Friday, June 22, 2007
Shakespeare in the Arb
The isle was full of noises. A flute, drums, and thunder-making devices supplemented the sounds in the Arboretum on a beautiful evening, mild and not particularly humid. The rumbling of the train and once its whistle, the songs of birds, a woodpecker drumming, a very loud creaking of a branch in the wind, a helicopter heading for one of the nearby hospitals, and the puffing of an occasional runner rounded out the noises.
"The Tempest" in the Arboretum used the entire Arb as Prospero's island. Before the performance, we ate a snack beside the Huron River, where the remains of the shipwreck that begins the play were visible on the other side of the river. (Admittedly, although we suspected they were the shipwreck we thought they also might be a homeless person's belongings.)
The play began in a rather open space beside the woods. As Prospero explained Miranda's mysterious past, an airy spirit was standing in the limbs of a pine tree.

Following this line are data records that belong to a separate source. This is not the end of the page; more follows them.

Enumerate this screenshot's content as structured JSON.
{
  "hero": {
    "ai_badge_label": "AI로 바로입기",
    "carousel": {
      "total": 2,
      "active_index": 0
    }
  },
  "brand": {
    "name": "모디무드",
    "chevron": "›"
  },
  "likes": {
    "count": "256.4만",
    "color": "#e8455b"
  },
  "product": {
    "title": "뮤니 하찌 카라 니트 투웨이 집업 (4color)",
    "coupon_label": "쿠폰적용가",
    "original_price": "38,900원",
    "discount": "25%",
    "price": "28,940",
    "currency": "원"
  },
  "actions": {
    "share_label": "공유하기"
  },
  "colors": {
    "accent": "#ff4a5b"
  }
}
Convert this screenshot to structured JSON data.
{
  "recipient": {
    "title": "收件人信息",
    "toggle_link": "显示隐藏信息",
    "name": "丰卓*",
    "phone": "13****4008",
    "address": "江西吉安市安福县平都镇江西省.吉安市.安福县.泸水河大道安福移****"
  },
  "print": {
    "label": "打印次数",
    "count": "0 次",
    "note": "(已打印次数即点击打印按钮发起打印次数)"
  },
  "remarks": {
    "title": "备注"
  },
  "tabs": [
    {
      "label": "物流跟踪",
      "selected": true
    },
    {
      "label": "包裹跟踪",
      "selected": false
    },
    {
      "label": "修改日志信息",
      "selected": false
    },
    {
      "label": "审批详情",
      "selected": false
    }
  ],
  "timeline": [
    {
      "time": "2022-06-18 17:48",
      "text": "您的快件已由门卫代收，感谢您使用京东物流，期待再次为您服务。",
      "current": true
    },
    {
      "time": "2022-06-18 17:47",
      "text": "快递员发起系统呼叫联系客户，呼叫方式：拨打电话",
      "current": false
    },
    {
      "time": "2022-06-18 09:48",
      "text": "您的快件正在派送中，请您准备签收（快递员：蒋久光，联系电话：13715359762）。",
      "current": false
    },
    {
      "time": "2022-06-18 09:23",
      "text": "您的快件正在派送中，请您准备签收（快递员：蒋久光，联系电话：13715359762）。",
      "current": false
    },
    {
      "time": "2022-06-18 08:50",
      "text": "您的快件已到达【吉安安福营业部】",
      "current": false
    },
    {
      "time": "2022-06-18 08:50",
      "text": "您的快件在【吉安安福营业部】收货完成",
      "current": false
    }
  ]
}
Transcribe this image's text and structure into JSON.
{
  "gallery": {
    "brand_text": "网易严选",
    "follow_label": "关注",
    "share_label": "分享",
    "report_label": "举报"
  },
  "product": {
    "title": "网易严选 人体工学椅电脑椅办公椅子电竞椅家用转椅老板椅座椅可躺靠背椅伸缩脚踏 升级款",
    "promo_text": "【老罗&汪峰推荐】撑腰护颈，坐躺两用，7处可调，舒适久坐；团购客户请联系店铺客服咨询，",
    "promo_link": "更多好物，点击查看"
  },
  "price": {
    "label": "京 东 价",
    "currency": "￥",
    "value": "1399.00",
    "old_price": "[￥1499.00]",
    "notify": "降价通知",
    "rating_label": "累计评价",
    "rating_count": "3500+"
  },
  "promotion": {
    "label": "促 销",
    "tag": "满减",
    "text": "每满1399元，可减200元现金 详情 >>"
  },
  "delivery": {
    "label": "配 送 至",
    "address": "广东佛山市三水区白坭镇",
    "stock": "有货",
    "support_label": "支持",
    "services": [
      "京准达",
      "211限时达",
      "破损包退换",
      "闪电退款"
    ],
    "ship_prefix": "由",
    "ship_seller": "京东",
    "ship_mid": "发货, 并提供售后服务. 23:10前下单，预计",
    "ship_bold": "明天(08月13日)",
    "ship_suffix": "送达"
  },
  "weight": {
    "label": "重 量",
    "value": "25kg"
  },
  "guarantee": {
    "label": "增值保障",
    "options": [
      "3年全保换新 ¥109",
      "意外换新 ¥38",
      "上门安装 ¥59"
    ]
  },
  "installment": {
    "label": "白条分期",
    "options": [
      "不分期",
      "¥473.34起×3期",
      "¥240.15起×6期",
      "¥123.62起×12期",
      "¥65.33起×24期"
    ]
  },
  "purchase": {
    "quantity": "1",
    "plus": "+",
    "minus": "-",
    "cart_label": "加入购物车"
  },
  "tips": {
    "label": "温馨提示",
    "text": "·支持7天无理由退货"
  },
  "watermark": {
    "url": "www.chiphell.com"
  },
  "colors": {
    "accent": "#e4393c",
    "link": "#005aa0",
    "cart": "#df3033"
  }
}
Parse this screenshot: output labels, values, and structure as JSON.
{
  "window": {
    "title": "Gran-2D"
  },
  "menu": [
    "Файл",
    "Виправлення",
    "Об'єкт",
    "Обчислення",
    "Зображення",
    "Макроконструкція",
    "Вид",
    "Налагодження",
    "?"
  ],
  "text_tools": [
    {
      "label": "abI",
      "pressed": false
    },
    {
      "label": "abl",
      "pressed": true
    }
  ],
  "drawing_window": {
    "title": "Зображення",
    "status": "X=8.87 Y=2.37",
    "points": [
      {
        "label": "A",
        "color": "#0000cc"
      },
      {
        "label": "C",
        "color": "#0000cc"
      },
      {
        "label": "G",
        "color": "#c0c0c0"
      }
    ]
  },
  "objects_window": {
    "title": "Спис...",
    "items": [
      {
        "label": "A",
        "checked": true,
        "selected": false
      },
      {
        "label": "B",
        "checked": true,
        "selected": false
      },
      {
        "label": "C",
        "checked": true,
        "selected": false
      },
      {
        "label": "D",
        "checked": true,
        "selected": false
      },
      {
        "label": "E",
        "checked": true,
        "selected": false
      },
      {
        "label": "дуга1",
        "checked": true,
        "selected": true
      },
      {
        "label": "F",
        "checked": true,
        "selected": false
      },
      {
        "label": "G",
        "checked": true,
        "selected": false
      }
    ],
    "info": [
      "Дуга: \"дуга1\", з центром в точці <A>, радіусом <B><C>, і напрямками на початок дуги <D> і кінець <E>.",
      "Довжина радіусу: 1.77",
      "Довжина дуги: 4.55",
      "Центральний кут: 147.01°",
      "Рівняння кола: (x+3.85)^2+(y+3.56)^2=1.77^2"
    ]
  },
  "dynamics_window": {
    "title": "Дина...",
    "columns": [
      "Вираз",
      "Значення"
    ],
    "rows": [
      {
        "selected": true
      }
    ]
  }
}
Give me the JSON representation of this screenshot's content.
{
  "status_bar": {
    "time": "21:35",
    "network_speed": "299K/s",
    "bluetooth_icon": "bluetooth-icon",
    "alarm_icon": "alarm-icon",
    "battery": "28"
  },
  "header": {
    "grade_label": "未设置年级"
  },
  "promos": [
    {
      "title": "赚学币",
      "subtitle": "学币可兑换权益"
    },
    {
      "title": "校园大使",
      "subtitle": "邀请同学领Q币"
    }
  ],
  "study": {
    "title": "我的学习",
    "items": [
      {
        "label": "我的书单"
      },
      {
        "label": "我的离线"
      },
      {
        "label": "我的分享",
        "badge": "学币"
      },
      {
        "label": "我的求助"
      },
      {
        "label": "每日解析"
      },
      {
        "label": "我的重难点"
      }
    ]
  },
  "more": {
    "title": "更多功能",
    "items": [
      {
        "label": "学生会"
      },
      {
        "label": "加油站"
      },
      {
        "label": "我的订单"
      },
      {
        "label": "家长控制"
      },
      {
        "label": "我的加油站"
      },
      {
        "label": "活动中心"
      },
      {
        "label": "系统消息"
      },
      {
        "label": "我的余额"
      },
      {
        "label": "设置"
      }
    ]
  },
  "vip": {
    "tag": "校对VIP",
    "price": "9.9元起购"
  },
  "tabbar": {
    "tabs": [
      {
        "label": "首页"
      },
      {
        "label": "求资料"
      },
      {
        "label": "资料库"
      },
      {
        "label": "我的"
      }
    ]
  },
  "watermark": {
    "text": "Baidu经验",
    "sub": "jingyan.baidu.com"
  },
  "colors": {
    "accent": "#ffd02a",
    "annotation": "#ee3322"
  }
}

Several sprites shared Ariel's lines, as well as haunting the woods as the 150 members of the audience moved to the part of the island where the action took place, under the direction of the artistic director. Ushers in identifiable "Tempest" t-shirts guided the lines of "groundlings" who like us had brought a blanket to sit on, and the others, who had chairs or chose to stand up. Two golf carts transported those who couldn't walk.
The constant changes of scene, the movement of the sprites in the trees, and the changing light as the sun set on the longest day of the year made an extraordinary setting for an excellently acted production, which used no artificial lighting or amplified sound. As in Shakespeare's time, it began early in the evening and ended at sunset.
Prospero was excellent as particularly were the two drunken courtiers, Stephano and Trinculo. Caliban was fantastic. He walked on his hands and feet, and snarled most effectively as Stephano drank from his bark bottle:Here is how the audience filed through the woods. In the foreground is my friend Olga, who's visiting us this week:
The players bowed as the audience applauded and the sun was setting behind the trees. The only odd sensory experience was a miasma of insect repellent that people sprayed on themselves throughout the play.